What is expected
Nothing but the records themselves, exactly as written and free of pictures, should appear in your response.
_ _ _ _
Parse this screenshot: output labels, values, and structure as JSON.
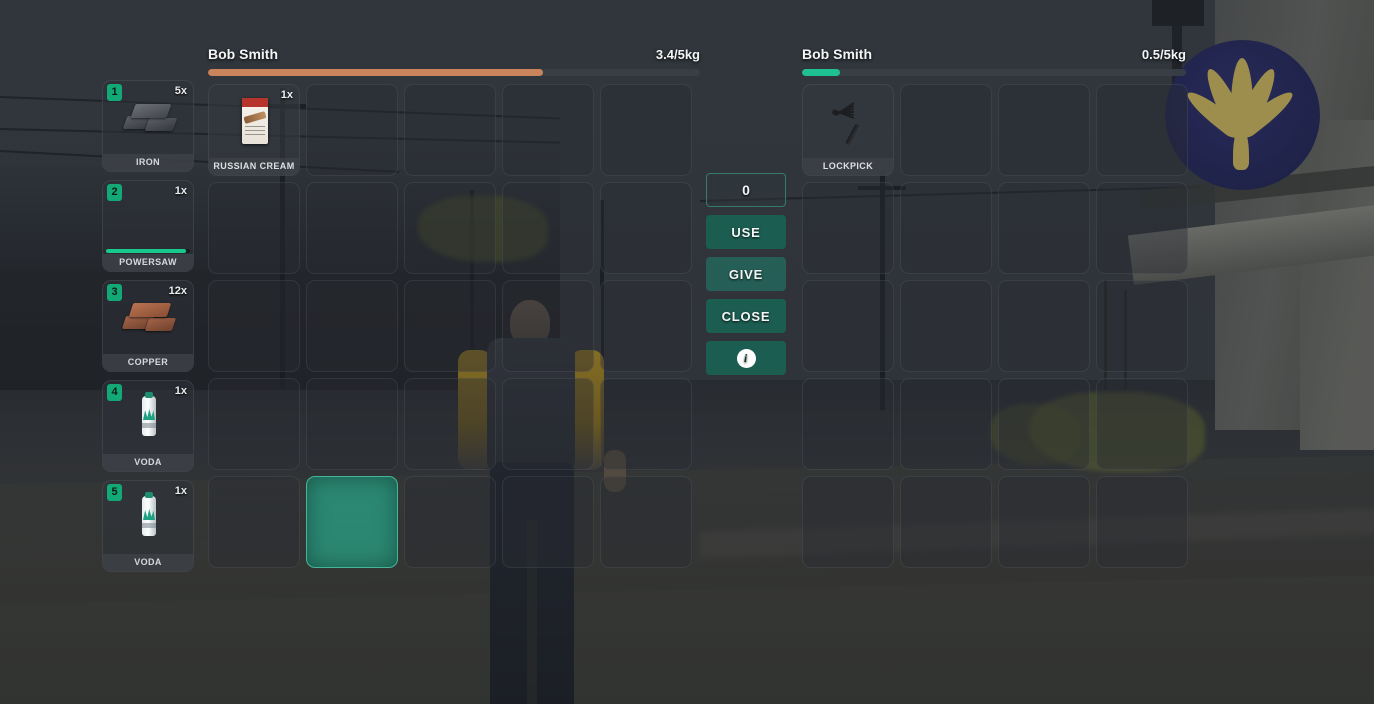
{
  "left_panel": {
    "owner_name": "Bob Smith",
    "weight_text": "3.4/5kg",
    "weight_percent": 68,
    "bar_color": "#c9845c",
    "grid_columns": 5,
    "grid_rows": 5,
    "slots": [
      {
        "index": 1,
        "label": "RUSSIAN CREAM",
        "qty": "1x",
        "icon": "cigar-pack-icon",
        "empty": false,
        "active": false
      },
      {
        "index": 2,
        "label": "",
        "qty": "",
        "icon": "",
        "empty": true,
        "active": false
      },
      {
        "index": 3,
        "label": "",
        "qty": "",
        "icon": "",
        "empty": true,
        "active": false
      },
      {
        "index": 4,
        "label": "",
        "qty": "",
        "icon": "",
        "empty": true,
        "active": false
      },
      {
        "index": 5,
        "label": "",
        "qty": "",
        "icon": "",
        "empty": true,
        "active": false
      },
      {
        "index": 6,
        "label": "",
        "qty": "",
        "icon": "",
        "empty": true,
        "active": false
      },
      {
        "index": 7,
        "label": "",
        "qty": "",
        "icon": "",
        "empty": true,
        "active": false
      },
      {
        "index": 8,
        "label": "",
        "qty": "",
        "icon": "",
        "empty": true,
        "active": false
      },
      {
        "index": 9,
        "label": "",
        "qty": "",
        "icon": "",
        "empty": true,
        "active": false
      },
      {
        "index": 10,
        "label": "",
        "qty": "",
        "icon": "",
        "empty": true,
        "active": false
      },
      {
        "index": 11,
        "label": "",
        "qty": "",
        "icon": "",
        "empty": true,
        "active": false
      },
      {
        "index": 12,
        "label": "",
        "qty": "",
        "icon": "",
        "empty": true,
        "active": false
      },
      {
        "index": 13,
        "label": "",
        "qty": "",
        "icon": "",
        "empty": true,
        "active": false
      },
      {
        "index": 14,
        "label": "",
        "qty": "",
        "icon": "",
        "empty": true,
        "active": false
      },
      {
        "index": 15,
        "label": "",
        "qty": "",
        "icon": "",
        "empty": true,
        "active": false
      },
      {
        "index": 16,
        "label": "",
        "qty": "",
        "icon": "",
        "empty": true,
        "active": false
      },
      {
        "index": 17,
        "label": "",
        "qty": "",
        "icon": "",
        "empty": true,
        "active": false
      },
      {
        "index": 18,
        "label": "",
        "qty": "",
        "icon": "",
        "empty": true,
        "active": false
      },
      {
        "index": 19,
        "label": "",
        "qty": "",
        "icon": "",
        "empty": true,
        "active": false
      },
      {
        "index": 20,
        "label": "",
        "qty": "",
        "icon": "",
        "empty": true,
        "active": false
      },
      {
        "index": 21,
        "label": "",
        "qty": "",
        "icon": "",
        "empty": true,
        "active": false
      },
      {
        "index": 22,
        "label": "",
        "qty": "",
        "icon": "",
        "empty": true,
        "active": true
      },
      {
        "index": 23,
        "label": "",
        "qty": "",
        "icon": "",
        "empty": true,
        "active": false
      },
      {
        "index": 24,
        "label": "",
        "qty": "",
        "icon": "",
        "empty": true,
        "active": false
      },
      {
        "index": 25,
        "label": "",
        "qty": "",
        "icon": "",
        "empty": true,
        "active": false
      }
    ]
  },
  "right_panel": {
    "owner_name": "Bob Smith",
    "weight_text": "0.5/5kg",
    "weight_percent": 10,
    "bar_color": "#1fc191",
    "grid_columns": 4,
    "grid_rows": 5,
    "slots": [
      {
        "index": 1,
        "label": "LOCKPICK",
        "qty": "",
        "icon": "lockpick-icon",
        "empty": false,
        "active": false
      },
      {
        "index": 2,
        "label": "",
        "qty": "",
        "icon": "",
        "empty": true,
        "active": false
      },
      {
        "index": 3,
        "label": "",
        "qty": "",
        "icon": "",
        "empty": true,
        "active": false
      },
      {
        "index": 4,
        "label": "",
        "qty": "",
        "icon": "",
        "empty": true,
        "active": false
      },
      {
        "index": 5,
        "label": "",
        "qty": "",
        "icon": "",
        "empty": true,
        "active": false
      },
      {
        "index": 6,
        "label": "",
        "qty": "",
        "icon": "",
        "empty": true,
        "active": false
      },
      {
        "index": 7,
        "label": "",
        "qty": "",
        "icon": "",
        "empty": true,
        "active": false
      },
      {
        "index": 8,
        "label": "",
        "qty": "",
        "icon": "",
        "empty": true,
        "active": false
      },
      {
        "index": 9,
        "label": "",
        "qty": "",
        "icon": "",
        "empty": true,
        "active": false
      },
      {
        "index": 10,
        "label": "",
        "qty": "",
        "icon": "",
        "empty": true,
        "active": false
      },
      {
        "index": 11,
        "label": "",
        "qty": "",
        "icon": "",
        "empty": true,
        "active": false
      },
      {
        "index": 12,
        "label": "",
        "qty": "",
        "icon": "",
        "empty": true,
        "active": false
      },
      {
        "index": 13,
        "label": "",
        "qty": "",
        "icon": "",
        "empty": true,
        "active": false
      },
      {
        "index": 14,
        "label": "",
        "qty": "",
        "icon": "",
        "empty": true,
        "active": false
      },
      {
        "index": 15,
        "label": "",
        "qty": "",
        "icon": "",
        "empty": true,
        "active": false
      },
      {
        "index": 16,
        "label": "",
        "qty": "",
        "icon": "",
        "empty": true,
        "active": false
      },
      {
        "index": 17,
        "label": "",
        "qty": "",
        "icon": "",
        "empty": true,
        "active": false
      },
      {
        "index": 18,
        "label": "",
        "qty": "",
        "icon": "",
        "empty": true,
        "active": false
      },
      {
        "index": 19,
        "label": "",
        "qty": "",
        "icon": "",
        "empty": true,
        "active": false
      },
      {
        "index": 20,
        "label": "",
        "qty": "",
        "icon": "",
        "empty": true,
        "active": false
      }
    ]
  },
  "hotbar": {
    "slots": [
      {
        "key": "1",
        "label": "IRON",
        "qty": "5x",
        "icon": "iron-ingot-icon",
        "durability": null
      },
      {
        "key": "2",
        "label": "POWERSAW",
        "qty": "1x",
        "icon": "powersaw-icon",
        "durability": 95
      },
      {
        "key": "3",
        "label": "COPPER",
        "qty": "12x",
        "icon": "copper-ingot-icon",
        "durability": null
      },
      {
        "key": "4",
        "label": "VODA",
        "qty": "1x",
        "icon": "water-bottle-icon",
        "durability": null
      },
      {
        "key": "5",
        "label": "VODA",
        "qty": "1x",
        "icon": "water-bottle-icon",
        "durability": null
      }
    ]
  },
  "actions": {
    "quantity_value": "0",
    "use_label": "USE",
    "give_label": "GIVE",
    "close_label": "CLOSE",
    "info_glyph": "i"
  },
  "theme": {
    "accent_teal": "#17c98d",
    "button_green": "#186858",
    "slot_bg": "#2c3036",
    "text_primary": "#f2f4f6",
    "weight_bar_left": "#c9845c",
    "weight_bar_right": "#1fc191"
  }
}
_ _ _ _
Expected answer
Parse this screenshot: output labels, values, and structure as JSON.
{
  "left_panel": {
    "owner_name": "Bob Smith",
    "weight_text": "3.4/5kg",
    "weight_percent": 68,
    "bar_color": "#c9845c",
    "grid_columns": 5,
    "grid_rows": 5,
    "slots": [
      {
        "index": 1,
        "label": "RUSSIAN CREAM",
        "qty": "1x",
        "icon": "cigar-pack-icon",
        "empty": false,
        "active": false
      },
      {
        "index": 2,
        "label": "",
        "qty": "",
        "icon": "",
        "empty": true,
        "active": false
      },
      {
        "index": 3,
        "label": "",
        "qty": "",
        "icon": "",
        "empty": true,
        "active": false
      },
      {
        "index": 4,
        "label": "",
        "qty": "",
        "icon": "",
        "empty": true,
        "active": false
      },
      {
        "index": 5,
        "label": "",
        "qty": "",
        "icon": "",
        "empty": true,
        "active": false
      },
      {
        "index": 6,
        "label": "",
        "qty": "",
        "icon": "",
        "empty": true,
        "active": false
      },
      {
        "index": 7,
        "label": "",
        "qty": "",
        "icon": "",
        "empty": true,
        "active": false
      },
      {
        "index": 8,
        "label": "",
        "qty": "",
        "icon": "",
        "empty": true,
        "active": false
      },
      {
        "index": 9,
        "label": "",
        "qty": "",
        "icon": "",
        "empty": true,
        "active": false
      },
      {
        "index": 10,
        "label": "",
        "qty": "",
        "icon": "",
        "empty": true,
        "active": false
      },
      {
        "index": 11,
        "label": "",
        "qty": "",
        "icon": "",
        "empty": true,
        "active": false
      },
      {
        "index": 12,
        "label": "",
        "qty": "",
        "icon": "",
        "empty": true,
        "active": false
      },
      {
        "index": 13,
        "label": "",
        "qty": "",
        "icon": "",
        "empty": true,
        "active": false
      },
      {
        "index": 14,
        "label": "",
        "qty": "",
        "icon": "",
        "empty": true,
        "active": false
      },
      {
        "index": 15,
        "label": "",
        "qty": "",
        "icon": "",
        "empty": true,
        "active": false
      },
      {
        "index": 16,
        "label": "",
        "qty": "",
        "icon": "",
        "empty": true,
        "active": false
      },
      {
        "index": 17,
        "label": "",
        "qty": "",
        "icon": "",
        "empty": true,
        "active": false
      },
      {
        "index": 18,
        "label": "",
        "qty": "",
        "icon": "",
        "empty": true,
        "active": false
      },
      {
        "index": 19,
        "label": "",
        "qty": "",
        "icon": "",
        "empty": true,
        "active": false
      },
      {
        "index": 20,
        "label": "",
        "qty": "",
        "icon": "",
        "empty": true,
        "active": false
      },
      {
        "index": 21,
        "label": "",
        "qty": "",
        "icon": "",
        "empty": true,
        "active": false
      },
      {
        "index": 22,
        "label": "",
        "qty": "",
        "icon": "",
        "empty": true,
        "active": true
      },
      {
        "index": 23,
        "label": "",
        "qty": "",
        "icon": "",
        "empty": true,
        "active": false
      },
      {
        "index": 24,
        "label": "",
        "qty": "",
        "icon": "",
        "empty": true,
        "active": false
      },
      {
        "index": 25,
        "label": "",
        "qty": "",
        "icon": "",
        "empty": true,
        "active": false
      }
    ]
  },
  "right_panel": {
    "owner_name": "Bob Smith",
    "weight_text": "0.5/5kg",
    "weight_percent": 10,
    "bar_color": "#1fc191",
    "grid_columns": 4,
    "grid_rows": 5,
    "slots": [
      {
        "index": 1,
        "label": "LOCKPICK",
        "qty": "",
        "icon": "lockpick-icon",
        "empty": false,
        "active": false
      },
      {
        "index": 2,
        "label": "",
        "qty": "",
        "icon": "",
        "empty": true,
        "active": false
      },
      {
        "index": 3,
        "label": "",
        "qty": "",
        "icon": "",
        "empty": true,
        "active": false
      },
      {
        "index": 4,
        "label": "",
        "qty": "",
        "icon": "",
        "empty": true,
        "active": false
      },
      {
        "index": 5,
        "label": "",
        "qty": "",
        "icon": "",
        "empty": true,
        "active": false
      },
      {
        "index": 6,
        "label": "",
        "qty": "",
        "icon": "",
        "empty": true,
        "active": false
      },
      {
        "index": 7,
        "label": "",
        "qty": "",
        "icon": "",
        "empty": true,
        "active": false
      },
      {
        "index": 8,
        "label": "",
        "qty": "",
        "icon": "",
        "empty": true,
        "active": false
      },
      {
        "index": 9,
        "label": "",
        "qty": "",
        "icon": "",
        "empty": true,
        "active": false
      },
      {
        "index": 10,
        "label": "",
        "qty": "",
        "icon": "",
        "empty": true,
        "active": false
      },
      {
        "index": 11,
        "label": "",
        "qty": "",
        "icon": "",
        "empty": true,
        "active": false
      },
      {
        "index": 12,
        "label": "",
        "qty": "",
        "icon": "",
        "empty": true,
        "active": false
      },
      {
        "index": 13,
        "label": "",
        "qty": "",
        "icon": "",
        "empty": true,
        "active": false
      },
      {
        "index": 14,
        "label": "",
        "qty": "",
        "icon": "",
        "empty": true,
        "active": false
      },
      {
        "index": 15,
        "label": "",
        "qty": "",
        "icon": "",
        "empty": true,
        "active": false
      },
      {
        "index": 16,
        "label": "",
        "qty": "",
        "icon": "",
        "empty": true,
        "active": false
      },
      {
        "index": 17,
        "label": "",
        "qty": "",
        "icon": "",
        "empty": true,
        "active": false
      },
      {
        "index": 18,
        "label": "",
        "qty": "",
        "icon": "",
        "empty": true,
        "active": false
      },
      {
        "index": 19,
        "label": "",
        "qty": "",
        "icon": "",
        "empty": true,
        "active": false
      },
      {
        "index": 20,
        "label": "",
        "qty": "",
        "icon": "",
        "empty": true,
        "active": false
      }
    ]
  },
  "hotbar": {
    "slots": [
      {
        "key": "1",
        "label": "IRON",
        "qty": "5x",
        "icon": "iron-ingot-icon",
        "durability": null
      },
      {
        "key": "2",
        "label": "POWERSAW",
        "qty": "1x",
        "icon": "powersaw-icon",
        "durability": 95
      },
      {
        "key": "3",
        "label": "COPPER",
        "qty": "12x",
        "icon": "copper-ingot-icon",
        "durability": null
      },
      {
        "key": "4",
        "label": "VODA",
        "qty": "1x",
        "icon": "water-bottle-icon",
        "durability": null
      },
      {
        "key": "5",
        "label": "VODA",
        "qty": "1x",
        "icon": "water-bottle-icon",
        "durability": null
      }
    ]
  },
  "actions": {
    "quantity_value": "0",
    "use_label": "USE",
    "give_label": "GIVE",
    "close_label": "CLOSE",
    "info_glyph": "i"
  },
  "theme": {
    "accent_teal": "#17c98d",
    "button_green": "#186858",
    "slot_bg": "#2c3036",
    "text_primary": "#f2f4f6",
    "weight_bar_left": "#c9845c",
    "weight_bar_right": "#1fc191"
  }
}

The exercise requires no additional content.